The planned Investigatory Powers Bill took a big step toward becoming an actual thing yesterday, as a debate and vote in the House of Commons went in its favour.
Home secretary Theresa May led the charge, seeing as it's basically her idea to stir all this up again, telling MPs it's essential legislation to ensure the "privacy and security" of the nation, despite the fact that maintaining internet connection records would seem -- to the layman -- to be literally the exact opposite of protecting our privacy.
The debate was a bit of a flop in terms of the actual vote. 281 votes were made in favour of the Bill during its second reading in the house, with just 15 placed against it; thanks to a decision by Labour and the SNP to abstain from actually having any opinions on the matter.

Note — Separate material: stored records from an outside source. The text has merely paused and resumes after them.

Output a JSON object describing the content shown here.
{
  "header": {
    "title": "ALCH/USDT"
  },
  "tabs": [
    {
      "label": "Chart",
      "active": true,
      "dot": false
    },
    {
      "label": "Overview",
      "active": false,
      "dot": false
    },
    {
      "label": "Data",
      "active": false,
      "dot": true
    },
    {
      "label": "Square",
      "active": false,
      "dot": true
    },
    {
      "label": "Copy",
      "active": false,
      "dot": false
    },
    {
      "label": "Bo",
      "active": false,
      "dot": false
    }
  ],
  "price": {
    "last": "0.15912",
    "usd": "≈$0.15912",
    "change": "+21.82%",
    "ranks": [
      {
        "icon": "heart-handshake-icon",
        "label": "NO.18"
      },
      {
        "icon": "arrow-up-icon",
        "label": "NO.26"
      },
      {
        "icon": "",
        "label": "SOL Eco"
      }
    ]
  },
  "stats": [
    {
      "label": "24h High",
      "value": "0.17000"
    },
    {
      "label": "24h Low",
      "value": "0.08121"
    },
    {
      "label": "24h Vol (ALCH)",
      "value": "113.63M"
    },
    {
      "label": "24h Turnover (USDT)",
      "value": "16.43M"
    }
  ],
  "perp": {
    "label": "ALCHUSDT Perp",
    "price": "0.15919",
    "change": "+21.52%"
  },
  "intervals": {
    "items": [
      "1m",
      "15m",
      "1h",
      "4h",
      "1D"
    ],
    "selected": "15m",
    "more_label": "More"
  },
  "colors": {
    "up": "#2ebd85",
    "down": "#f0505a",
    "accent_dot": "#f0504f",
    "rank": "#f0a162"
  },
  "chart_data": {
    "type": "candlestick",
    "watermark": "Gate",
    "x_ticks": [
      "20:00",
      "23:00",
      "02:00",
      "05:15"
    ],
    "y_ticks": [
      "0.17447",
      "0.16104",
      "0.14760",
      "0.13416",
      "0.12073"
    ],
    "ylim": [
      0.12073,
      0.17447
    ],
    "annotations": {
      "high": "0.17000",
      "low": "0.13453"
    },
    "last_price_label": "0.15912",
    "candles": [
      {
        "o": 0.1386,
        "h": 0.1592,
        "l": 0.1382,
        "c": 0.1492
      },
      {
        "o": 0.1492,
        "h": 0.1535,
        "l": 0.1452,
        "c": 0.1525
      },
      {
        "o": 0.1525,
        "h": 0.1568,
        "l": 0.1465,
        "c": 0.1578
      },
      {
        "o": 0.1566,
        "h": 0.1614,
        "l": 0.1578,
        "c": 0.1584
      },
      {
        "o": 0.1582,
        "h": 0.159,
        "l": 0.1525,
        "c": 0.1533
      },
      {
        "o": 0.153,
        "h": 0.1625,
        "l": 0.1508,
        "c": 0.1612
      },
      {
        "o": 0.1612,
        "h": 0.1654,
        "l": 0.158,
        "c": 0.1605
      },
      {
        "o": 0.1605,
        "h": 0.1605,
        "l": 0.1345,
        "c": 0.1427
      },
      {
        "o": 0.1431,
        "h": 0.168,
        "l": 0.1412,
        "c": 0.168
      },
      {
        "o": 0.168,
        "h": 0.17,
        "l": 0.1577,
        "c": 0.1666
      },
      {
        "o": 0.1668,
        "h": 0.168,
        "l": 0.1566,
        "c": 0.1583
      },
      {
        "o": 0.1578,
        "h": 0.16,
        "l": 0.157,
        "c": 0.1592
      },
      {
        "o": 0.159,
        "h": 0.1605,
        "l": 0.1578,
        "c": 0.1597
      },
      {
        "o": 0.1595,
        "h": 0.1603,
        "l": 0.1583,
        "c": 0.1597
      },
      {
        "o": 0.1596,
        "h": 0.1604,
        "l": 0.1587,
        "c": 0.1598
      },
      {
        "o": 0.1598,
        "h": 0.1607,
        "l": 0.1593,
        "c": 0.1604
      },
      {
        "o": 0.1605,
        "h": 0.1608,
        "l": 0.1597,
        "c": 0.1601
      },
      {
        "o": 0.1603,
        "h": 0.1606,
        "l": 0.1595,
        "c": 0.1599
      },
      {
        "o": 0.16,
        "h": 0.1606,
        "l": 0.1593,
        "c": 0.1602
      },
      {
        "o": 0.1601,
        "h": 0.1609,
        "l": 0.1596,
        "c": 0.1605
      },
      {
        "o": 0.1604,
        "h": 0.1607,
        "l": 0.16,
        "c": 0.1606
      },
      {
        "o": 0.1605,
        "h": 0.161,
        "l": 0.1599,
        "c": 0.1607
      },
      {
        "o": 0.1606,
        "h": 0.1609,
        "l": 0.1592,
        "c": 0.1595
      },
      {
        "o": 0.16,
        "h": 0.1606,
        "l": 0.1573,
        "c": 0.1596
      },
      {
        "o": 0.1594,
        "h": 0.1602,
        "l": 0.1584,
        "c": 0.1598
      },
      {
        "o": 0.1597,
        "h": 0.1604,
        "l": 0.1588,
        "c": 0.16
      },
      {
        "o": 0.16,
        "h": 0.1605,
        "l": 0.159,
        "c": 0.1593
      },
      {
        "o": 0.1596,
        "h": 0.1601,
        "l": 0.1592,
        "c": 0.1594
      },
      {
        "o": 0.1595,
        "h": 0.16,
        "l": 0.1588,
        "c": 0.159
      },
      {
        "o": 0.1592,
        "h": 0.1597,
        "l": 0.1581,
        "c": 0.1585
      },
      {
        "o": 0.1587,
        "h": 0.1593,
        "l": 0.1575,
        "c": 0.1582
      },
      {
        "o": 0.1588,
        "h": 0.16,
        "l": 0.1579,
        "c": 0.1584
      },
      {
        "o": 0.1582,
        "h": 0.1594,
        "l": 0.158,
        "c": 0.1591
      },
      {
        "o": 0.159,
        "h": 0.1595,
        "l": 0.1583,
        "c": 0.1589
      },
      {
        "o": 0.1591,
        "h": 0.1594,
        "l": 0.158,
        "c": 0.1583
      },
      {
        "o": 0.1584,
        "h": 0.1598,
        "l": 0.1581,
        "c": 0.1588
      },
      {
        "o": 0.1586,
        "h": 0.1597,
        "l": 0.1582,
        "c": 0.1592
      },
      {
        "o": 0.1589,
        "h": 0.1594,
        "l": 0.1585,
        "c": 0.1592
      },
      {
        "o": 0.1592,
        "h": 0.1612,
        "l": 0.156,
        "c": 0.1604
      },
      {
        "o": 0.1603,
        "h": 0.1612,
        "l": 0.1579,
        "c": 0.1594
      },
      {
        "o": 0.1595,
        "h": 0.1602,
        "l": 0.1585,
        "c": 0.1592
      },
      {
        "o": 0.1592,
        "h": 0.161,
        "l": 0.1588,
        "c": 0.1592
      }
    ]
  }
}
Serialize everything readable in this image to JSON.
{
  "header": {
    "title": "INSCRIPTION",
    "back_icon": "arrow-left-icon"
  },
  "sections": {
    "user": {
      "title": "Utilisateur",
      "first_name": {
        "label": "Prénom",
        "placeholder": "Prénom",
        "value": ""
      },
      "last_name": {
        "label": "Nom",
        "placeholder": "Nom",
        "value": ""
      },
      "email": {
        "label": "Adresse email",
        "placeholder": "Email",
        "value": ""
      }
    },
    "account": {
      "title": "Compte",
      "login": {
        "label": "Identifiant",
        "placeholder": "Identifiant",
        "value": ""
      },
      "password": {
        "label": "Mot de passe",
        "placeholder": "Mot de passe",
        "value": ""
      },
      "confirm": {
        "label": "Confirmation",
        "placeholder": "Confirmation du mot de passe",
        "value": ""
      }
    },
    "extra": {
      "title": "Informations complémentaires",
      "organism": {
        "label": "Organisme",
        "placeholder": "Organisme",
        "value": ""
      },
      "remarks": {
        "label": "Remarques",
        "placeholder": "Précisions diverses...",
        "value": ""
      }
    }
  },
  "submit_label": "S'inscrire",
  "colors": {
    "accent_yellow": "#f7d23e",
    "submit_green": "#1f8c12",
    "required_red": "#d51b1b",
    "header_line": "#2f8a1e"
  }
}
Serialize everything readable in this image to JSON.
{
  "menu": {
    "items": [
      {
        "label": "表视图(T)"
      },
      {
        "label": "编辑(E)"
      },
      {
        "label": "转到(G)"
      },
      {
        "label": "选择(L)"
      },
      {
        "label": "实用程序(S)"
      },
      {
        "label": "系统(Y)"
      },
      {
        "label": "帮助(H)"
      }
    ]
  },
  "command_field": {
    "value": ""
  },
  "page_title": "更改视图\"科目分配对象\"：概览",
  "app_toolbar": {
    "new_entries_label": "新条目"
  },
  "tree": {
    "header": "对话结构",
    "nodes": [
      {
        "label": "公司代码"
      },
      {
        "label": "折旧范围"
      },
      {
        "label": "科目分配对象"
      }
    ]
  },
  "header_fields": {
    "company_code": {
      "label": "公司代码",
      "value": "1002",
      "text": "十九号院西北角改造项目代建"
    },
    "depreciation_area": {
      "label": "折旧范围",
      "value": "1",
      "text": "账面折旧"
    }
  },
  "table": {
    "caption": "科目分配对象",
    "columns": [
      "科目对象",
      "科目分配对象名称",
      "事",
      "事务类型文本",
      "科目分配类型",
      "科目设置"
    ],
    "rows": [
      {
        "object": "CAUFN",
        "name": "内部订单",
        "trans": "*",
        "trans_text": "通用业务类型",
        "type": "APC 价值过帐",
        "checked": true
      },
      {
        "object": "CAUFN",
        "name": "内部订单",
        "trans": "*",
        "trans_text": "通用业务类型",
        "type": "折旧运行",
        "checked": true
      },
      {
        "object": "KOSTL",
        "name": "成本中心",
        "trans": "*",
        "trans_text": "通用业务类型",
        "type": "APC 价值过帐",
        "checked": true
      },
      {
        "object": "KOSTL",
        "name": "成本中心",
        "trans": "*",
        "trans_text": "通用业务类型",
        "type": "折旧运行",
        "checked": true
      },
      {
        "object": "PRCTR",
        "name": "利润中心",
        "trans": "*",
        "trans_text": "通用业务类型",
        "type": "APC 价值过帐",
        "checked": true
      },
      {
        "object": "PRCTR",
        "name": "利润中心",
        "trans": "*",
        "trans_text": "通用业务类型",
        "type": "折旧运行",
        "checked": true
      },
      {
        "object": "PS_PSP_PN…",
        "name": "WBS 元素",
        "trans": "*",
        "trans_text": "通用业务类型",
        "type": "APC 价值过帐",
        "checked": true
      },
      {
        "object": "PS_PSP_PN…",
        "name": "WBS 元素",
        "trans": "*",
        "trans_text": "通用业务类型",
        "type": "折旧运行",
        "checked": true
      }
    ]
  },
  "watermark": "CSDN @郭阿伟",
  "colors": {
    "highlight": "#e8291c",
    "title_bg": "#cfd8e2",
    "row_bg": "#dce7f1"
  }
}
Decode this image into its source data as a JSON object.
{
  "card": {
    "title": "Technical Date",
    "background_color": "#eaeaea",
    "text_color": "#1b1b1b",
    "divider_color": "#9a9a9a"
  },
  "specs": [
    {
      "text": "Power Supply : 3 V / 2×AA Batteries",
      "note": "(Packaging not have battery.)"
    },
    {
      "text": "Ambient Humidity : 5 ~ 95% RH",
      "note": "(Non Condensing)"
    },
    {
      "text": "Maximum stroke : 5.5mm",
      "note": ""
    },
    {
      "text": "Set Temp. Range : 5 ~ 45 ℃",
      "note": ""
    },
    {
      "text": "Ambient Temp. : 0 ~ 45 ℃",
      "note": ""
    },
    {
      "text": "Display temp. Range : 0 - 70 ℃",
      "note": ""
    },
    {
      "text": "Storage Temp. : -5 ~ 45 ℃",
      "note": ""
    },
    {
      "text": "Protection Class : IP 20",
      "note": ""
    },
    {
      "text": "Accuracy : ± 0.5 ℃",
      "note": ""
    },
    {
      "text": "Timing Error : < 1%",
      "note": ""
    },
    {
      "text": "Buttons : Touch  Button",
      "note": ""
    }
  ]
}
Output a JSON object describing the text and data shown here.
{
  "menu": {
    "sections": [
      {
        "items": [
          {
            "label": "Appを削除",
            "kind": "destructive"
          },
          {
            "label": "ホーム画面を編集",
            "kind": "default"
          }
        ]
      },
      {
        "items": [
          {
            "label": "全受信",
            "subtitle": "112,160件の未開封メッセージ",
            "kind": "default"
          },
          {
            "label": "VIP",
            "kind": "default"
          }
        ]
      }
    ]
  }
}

For its part, Labour says it is asking for "substantial changes" to be made to the rules, with Shadow home secretary Andy Burnham explaining his party's mild-mannered voting abstention with: "We need new legislation but this bill is not yet good enough. Simply to block this legislation would, in my view, be irresponsible. It would leave the police and security services in limbo... We must give them the tools to do the job." [BBC via The Register]